As the day turned to evening, and tensions escalated, Little observed a rage and frustration amongst the crowd. "And you know, when you don't meet that rage with any kind of accountability… the police department did absolutely nothing, so what do they expect when they did nothing but start to shower the crowd — man, woman, child — with pepper balls, pepper spray and flash grenades? And what do you think that's gonna do to a crowd that's peaceful? It's gonna make them mad," Little said.
Little watched the crowd disperse and try to find supplies at the Vons supermarket, where the protesters were denied buying milk, he said.
Throughout the course of the evening, rioters, whether they were part of the earlier protests or not, damaged several storefronts and set fire to two nearby banks.
Little's response to the protests was not surprising; he makes art every day. "I'm an artist; that's my only power. That's what I do," he said. "I have a bad day, I make art; I have a good day, I make art. That's just how I react to everything."
He began calling artist friends and enlisted his sister, Megan Little, to reach out to the local businesses with property damage. She paired each business with an artist, and began conversations between each.
They started a GoFundMe campaign for art supplies, and quickly closed the fundraiser after they exceeded their goal. And then, the artists set to work. Dozens of local artists, including Joe Castillo, Jonny Alexander, Vincente Ghoste, Laurie Nasica, Aaron Glasson, Thao Huynh and more.
Artist Chloe Becky painted the unmistakable rendering of George Floyd, the man killed in police custody in Minneapolis last week. The mural, on the windows of the beauty school next to Vons, has served as a makeshift memorial since its completion, gathering flowers.
"I wanted to do his portrait to remind everyone the reason for the protest and the damage that was left in its wake. While I don't condone the smashing up of small businesses, people are angry and rightfully so," said Becky. "I have painted portraits before, but never a memorial. I hope I never need to memorialize another innocent life lost to racism and brutality by those that say they are here to 'protect and serve.'"

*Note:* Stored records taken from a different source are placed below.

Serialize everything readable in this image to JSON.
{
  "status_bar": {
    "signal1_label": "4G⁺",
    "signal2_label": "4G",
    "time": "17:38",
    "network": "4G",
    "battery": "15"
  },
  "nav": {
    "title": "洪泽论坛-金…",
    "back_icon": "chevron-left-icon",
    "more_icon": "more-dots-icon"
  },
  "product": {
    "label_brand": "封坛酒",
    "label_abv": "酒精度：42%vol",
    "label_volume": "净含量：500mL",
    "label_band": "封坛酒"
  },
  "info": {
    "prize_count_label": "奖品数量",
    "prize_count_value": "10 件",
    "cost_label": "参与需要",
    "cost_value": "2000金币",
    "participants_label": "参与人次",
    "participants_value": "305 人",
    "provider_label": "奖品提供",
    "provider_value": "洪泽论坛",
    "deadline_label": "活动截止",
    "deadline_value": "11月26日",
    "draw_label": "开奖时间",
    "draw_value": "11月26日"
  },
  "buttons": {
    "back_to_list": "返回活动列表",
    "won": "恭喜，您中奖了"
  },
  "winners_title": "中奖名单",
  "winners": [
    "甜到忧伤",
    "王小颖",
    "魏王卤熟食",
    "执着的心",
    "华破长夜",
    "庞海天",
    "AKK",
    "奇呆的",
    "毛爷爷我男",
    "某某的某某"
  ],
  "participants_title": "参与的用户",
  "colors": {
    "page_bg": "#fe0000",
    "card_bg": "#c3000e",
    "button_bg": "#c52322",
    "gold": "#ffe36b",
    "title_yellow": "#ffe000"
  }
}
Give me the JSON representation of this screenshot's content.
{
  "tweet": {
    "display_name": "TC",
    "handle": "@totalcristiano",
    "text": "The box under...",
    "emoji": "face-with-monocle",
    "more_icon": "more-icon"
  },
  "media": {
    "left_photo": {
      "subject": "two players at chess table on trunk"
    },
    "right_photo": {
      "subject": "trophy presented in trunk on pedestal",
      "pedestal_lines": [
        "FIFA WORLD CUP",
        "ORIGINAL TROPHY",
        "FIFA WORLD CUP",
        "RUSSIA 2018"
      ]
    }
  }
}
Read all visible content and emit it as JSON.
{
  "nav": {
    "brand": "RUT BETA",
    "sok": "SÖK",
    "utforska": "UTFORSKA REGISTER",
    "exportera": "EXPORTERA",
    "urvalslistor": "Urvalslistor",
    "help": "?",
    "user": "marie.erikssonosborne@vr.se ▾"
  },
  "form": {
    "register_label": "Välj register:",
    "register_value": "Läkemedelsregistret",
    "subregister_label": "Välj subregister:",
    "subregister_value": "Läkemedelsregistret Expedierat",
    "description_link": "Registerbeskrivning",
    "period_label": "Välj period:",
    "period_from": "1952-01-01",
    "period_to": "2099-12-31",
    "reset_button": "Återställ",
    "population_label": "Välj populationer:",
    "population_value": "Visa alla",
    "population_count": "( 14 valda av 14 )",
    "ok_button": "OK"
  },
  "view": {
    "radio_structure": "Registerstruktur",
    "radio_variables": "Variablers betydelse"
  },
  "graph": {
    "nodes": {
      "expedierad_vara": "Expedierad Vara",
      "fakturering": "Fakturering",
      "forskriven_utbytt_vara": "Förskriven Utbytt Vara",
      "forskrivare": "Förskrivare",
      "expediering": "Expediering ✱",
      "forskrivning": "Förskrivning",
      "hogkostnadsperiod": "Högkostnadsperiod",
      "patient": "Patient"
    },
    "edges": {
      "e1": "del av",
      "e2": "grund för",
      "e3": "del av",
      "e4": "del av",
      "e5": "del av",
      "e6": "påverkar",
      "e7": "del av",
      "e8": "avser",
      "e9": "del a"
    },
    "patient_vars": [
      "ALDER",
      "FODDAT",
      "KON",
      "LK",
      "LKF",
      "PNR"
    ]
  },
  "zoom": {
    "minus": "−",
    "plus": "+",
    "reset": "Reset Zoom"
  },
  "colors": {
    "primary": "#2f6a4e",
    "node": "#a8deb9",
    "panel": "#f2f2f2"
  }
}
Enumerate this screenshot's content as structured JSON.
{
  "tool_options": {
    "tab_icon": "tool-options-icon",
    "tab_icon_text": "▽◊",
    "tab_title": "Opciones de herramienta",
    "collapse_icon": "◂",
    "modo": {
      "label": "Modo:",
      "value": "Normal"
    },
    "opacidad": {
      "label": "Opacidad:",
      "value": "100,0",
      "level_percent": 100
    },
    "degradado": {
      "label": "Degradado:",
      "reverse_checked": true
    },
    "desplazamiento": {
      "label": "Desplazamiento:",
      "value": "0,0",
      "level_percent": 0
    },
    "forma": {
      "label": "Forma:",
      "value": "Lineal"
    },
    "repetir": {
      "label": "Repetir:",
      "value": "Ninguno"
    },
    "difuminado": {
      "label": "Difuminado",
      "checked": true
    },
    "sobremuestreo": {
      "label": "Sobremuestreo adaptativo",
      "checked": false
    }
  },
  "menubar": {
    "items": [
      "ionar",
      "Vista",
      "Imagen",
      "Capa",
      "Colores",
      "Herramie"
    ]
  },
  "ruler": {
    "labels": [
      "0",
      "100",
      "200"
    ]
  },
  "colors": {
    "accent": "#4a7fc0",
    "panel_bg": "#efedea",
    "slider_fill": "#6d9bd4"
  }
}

Little said that the response has been powerful: After word got out, people flocked to the shopping center to see the mural and approached Little and the artist to discuss the project and the issues affecting the community.
Artists Aaron Glasson and Jonny Alexander were also at the protests on Saturday, and had been working on several murals throughout the shopping center, including one on the side of Albertos. "Art can beautify spaces," said Glasson. "It can inspire people and show images of unity and cooperation, and it can voice our concerns and voice our communal escalations."
Not all of the art is protest art. One in-progress piece, on the Pizza Hut windows, features a slice of pepperoni pizza by artist Lourans Mikhail. Joe Castillo was painting large script lettering with the words "La Mesa Strong" and "Open" on a boarded-up window of the Postal Annex. Little said that they spoke with the business owners and wanted to honor their needs. "This is their property. This is us trying to help them and the community. We're not trying to express political views, we're just trying to do a humane act for fellow citizens," Little said.
The act of creating the murals and creating art on damaged storefronts is itself an ephemeral act; ultimately, these plywood boards will be removed as they're replaced by new windows. But Little is prepared to mobilize for other areas if additional damages occur.
"Will art change anything or will art do anything good? Maybe it won't do anything more than just brighten someone's day as they walk by a smashed window, but I hope it shows people that we're human," he said.
"That portrait of George Floyd, I hope that portrait reminds people that this isn't about property loss, this is about human life loss,” said Little. “This is about huge, huge human oppression and people aren't gonna stand for it anymore."